**The task:** Beneath this task is a listing; tally its lines that contain "Waters" and give only the total.

**Records shown:**
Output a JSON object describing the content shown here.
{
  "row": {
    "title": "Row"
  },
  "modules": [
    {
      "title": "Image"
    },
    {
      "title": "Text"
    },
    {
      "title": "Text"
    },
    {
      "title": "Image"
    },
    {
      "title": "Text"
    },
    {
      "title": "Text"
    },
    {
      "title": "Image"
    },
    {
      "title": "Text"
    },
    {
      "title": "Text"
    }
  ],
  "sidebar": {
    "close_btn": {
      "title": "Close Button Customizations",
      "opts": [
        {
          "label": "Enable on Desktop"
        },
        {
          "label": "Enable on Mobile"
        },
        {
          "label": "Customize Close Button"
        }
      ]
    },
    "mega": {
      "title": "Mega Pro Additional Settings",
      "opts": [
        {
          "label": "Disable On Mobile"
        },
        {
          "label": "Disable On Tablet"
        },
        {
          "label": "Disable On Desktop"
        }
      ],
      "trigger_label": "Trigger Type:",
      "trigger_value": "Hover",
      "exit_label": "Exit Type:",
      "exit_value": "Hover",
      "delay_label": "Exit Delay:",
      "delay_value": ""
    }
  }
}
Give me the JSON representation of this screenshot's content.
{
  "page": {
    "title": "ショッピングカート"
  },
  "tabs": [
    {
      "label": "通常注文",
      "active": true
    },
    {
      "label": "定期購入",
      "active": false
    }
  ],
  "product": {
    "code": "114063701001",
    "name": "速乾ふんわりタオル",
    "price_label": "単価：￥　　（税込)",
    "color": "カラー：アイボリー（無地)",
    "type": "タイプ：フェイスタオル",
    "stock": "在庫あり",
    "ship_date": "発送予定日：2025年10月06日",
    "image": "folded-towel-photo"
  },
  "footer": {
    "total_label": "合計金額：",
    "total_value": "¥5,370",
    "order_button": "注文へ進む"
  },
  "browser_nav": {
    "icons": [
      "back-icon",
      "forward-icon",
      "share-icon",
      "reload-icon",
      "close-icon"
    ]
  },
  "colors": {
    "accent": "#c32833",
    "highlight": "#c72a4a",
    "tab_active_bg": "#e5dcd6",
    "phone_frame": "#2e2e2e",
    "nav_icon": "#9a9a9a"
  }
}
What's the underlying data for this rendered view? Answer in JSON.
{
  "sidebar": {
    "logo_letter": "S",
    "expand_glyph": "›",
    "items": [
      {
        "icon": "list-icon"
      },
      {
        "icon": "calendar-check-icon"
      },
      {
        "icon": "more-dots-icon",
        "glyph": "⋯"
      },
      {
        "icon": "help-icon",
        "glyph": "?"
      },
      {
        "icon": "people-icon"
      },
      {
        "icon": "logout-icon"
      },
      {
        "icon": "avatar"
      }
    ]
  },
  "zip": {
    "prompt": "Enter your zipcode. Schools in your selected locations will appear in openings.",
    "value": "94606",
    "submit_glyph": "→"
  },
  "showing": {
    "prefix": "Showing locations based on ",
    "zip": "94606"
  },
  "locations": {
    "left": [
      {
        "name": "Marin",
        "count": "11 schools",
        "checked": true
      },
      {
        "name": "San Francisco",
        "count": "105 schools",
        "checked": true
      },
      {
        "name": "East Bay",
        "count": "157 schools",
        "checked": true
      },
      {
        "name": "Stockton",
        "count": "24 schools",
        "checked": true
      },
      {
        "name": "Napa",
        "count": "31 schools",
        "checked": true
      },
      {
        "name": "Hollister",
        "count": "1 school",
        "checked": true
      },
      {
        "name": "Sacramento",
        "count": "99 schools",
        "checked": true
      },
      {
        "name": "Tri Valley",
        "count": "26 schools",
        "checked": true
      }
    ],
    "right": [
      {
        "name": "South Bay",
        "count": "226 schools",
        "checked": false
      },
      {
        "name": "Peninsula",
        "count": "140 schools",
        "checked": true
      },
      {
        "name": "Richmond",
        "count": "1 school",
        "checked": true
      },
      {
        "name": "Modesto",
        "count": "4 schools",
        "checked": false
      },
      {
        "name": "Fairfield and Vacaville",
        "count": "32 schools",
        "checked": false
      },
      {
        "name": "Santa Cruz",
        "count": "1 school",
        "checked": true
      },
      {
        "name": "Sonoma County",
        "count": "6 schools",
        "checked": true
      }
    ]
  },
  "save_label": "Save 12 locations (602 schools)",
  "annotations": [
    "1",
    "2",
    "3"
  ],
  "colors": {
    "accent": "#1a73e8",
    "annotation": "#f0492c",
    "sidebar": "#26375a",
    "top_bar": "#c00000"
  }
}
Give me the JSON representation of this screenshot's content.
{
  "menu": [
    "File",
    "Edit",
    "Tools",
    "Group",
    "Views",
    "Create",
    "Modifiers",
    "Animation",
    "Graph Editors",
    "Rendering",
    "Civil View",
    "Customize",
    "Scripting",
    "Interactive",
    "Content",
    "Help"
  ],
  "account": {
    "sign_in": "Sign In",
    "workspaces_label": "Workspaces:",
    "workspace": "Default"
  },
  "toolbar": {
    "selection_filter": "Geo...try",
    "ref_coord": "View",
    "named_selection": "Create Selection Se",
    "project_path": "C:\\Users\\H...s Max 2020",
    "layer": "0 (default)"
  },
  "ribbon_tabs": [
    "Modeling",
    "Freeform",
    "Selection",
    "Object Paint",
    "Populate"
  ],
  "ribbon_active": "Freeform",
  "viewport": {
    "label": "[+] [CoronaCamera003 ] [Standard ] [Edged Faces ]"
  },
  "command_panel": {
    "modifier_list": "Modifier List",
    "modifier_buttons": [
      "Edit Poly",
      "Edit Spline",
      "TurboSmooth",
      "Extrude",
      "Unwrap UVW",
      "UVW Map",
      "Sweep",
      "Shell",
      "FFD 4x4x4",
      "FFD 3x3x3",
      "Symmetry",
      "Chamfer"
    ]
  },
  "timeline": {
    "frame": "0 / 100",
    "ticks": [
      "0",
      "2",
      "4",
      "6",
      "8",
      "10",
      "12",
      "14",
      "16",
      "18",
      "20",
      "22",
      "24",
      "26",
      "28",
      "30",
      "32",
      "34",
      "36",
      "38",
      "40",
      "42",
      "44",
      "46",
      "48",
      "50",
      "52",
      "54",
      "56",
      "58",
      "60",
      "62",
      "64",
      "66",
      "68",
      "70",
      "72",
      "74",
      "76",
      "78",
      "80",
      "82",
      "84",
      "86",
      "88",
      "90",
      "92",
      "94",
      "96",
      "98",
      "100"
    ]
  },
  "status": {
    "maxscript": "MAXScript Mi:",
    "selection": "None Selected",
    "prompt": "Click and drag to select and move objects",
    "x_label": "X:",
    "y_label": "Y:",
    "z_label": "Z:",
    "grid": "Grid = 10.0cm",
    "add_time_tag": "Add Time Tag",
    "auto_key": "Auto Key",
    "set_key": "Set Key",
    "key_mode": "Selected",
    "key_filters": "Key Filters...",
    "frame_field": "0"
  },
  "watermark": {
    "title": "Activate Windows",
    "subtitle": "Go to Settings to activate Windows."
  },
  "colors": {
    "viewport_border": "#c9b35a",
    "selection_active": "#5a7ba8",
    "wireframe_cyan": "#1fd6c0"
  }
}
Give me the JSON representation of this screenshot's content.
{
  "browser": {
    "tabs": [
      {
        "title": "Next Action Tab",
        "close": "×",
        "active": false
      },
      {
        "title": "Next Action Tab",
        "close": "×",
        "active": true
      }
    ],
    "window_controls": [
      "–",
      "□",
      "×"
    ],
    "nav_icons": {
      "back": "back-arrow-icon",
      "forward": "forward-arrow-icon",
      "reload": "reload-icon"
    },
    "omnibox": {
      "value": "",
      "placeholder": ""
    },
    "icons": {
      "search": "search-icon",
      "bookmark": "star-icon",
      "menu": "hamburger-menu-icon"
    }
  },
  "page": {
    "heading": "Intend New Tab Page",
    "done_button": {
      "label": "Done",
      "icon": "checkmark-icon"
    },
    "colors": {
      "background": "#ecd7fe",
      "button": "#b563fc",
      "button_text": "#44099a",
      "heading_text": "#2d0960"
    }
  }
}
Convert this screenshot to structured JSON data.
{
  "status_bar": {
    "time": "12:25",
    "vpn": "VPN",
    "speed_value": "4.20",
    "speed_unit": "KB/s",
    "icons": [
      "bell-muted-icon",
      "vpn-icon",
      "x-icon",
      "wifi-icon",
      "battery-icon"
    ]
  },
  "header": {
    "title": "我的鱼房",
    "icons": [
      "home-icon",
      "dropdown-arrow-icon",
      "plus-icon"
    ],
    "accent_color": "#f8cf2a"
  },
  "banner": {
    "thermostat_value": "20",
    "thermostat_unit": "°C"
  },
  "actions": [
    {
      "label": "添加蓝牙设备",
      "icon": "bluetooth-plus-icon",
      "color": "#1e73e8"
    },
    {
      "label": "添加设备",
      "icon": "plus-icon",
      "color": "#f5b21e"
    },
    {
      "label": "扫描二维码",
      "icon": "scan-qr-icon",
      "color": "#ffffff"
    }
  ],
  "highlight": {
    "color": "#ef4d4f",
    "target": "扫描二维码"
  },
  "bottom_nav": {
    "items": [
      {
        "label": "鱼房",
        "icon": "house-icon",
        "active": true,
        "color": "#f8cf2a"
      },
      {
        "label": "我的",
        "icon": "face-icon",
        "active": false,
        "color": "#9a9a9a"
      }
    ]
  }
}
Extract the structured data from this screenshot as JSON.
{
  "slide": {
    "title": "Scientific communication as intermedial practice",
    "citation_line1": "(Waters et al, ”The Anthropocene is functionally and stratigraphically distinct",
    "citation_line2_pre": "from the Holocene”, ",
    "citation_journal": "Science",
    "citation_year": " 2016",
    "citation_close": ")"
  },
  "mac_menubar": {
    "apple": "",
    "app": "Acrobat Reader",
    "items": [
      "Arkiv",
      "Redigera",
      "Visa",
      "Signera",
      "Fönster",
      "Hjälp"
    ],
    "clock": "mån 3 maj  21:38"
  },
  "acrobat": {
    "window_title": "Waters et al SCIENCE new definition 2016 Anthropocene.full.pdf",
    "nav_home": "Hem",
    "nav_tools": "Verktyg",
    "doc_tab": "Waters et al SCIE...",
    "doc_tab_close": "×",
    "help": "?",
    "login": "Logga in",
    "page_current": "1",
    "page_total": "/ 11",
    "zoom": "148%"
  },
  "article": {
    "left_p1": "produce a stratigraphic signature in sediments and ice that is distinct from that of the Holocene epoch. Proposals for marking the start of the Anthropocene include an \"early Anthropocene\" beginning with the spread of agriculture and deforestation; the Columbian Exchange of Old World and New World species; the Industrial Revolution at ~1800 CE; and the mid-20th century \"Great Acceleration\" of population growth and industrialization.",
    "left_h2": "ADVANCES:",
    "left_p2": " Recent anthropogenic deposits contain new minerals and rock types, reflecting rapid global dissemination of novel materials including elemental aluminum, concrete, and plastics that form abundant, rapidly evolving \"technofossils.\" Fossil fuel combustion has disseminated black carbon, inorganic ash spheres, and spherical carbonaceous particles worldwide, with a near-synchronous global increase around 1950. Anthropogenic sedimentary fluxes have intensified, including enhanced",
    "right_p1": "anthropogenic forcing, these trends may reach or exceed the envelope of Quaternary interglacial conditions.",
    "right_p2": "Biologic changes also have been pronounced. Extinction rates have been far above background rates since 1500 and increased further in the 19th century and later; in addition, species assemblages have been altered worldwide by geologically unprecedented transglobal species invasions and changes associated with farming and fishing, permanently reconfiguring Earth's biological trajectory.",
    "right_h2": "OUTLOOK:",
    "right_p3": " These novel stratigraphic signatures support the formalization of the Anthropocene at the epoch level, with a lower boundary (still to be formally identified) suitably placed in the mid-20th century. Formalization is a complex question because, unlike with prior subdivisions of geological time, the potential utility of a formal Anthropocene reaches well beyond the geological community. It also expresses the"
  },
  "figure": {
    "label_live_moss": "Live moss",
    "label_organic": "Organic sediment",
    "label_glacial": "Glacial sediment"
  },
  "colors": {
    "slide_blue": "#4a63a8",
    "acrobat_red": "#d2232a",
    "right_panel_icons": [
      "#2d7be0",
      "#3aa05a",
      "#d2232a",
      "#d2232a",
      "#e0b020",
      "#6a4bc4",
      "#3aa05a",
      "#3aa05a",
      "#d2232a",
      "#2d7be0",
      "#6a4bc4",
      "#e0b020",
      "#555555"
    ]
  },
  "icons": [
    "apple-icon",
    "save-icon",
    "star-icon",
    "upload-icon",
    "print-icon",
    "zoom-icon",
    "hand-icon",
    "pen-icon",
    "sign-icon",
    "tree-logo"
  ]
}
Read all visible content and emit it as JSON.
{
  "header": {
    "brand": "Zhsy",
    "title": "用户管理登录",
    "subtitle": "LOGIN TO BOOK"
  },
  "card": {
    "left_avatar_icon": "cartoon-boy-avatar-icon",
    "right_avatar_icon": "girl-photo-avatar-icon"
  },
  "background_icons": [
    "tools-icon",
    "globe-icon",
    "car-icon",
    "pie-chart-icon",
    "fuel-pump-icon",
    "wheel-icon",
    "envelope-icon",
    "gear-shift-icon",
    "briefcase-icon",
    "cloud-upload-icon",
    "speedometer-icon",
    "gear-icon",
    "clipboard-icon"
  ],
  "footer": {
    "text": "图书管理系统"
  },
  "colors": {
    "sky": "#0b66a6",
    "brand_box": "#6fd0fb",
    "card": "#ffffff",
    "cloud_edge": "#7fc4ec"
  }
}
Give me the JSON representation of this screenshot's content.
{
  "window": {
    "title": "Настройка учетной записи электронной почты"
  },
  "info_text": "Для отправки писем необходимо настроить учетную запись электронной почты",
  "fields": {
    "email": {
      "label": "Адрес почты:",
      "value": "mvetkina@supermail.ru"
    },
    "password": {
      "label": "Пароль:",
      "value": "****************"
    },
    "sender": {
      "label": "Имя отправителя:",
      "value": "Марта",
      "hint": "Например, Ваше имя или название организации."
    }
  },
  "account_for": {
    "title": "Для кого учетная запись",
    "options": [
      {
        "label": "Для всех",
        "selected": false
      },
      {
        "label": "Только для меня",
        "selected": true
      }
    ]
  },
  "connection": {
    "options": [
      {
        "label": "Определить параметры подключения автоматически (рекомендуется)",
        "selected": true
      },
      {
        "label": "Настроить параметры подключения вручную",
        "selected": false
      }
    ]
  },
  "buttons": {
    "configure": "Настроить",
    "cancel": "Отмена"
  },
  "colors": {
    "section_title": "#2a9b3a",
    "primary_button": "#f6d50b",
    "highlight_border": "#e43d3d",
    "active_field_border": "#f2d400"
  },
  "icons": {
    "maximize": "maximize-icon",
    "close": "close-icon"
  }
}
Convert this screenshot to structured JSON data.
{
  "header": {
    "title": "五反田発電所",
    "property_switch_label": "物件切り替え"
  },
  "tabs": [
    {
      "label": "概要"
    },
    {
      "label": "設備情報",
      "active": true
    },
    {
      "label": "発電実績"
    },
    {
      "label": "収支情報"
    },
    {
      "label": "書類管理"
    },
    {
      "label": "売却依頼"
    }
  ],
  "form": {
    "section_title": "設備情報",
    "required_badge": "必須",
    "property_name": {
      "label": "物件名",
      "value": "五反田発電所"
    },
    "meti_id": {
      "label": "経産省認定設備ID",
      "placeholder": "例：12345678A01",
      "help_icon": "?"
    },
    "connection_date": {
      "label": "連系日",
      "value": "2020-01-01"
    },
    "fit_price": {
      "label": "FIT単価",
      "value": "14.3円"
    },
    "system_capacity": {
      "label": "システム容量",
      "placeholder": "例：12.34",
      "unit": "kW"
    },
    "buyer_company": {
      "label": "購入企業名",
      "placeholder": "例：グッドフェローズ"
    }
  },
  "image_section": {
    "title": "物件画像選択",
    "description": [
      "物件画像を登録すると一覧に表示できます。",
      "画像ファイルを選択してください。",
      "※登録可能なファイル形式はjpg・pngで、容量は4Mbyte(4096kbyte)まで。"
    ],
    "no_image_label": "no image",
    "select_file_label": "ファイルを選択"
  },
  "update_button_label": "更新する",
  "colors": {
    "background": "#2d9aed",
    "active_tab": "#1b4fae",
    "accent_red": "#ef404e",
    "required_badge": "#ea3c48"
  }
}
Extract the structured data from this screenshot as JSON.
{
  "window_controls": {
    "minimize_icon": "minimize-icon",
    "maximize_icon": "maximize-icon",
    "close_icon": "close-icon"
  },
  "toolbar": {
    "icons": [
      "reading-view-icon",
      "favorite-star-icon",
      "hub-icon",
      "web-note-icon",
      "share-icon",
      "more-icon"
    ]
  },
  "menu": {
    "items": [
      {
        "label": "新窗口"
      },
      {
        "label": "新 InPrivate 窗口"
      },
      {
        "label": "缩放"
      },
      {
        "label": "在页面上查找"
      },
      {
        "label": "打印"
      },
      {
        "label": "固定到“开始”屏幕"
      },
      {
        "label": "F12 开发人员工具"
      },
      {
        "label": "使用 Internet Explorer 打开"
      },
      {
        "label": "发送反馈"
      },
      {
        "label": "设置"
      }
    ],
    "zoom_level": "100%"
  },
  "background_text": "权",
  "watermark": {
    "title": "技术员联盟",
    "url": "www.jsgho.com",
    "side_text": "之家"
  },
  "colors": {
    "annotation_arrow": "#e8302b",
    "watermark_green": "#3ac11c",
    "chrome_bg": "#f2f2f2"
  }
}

**Reply:** 3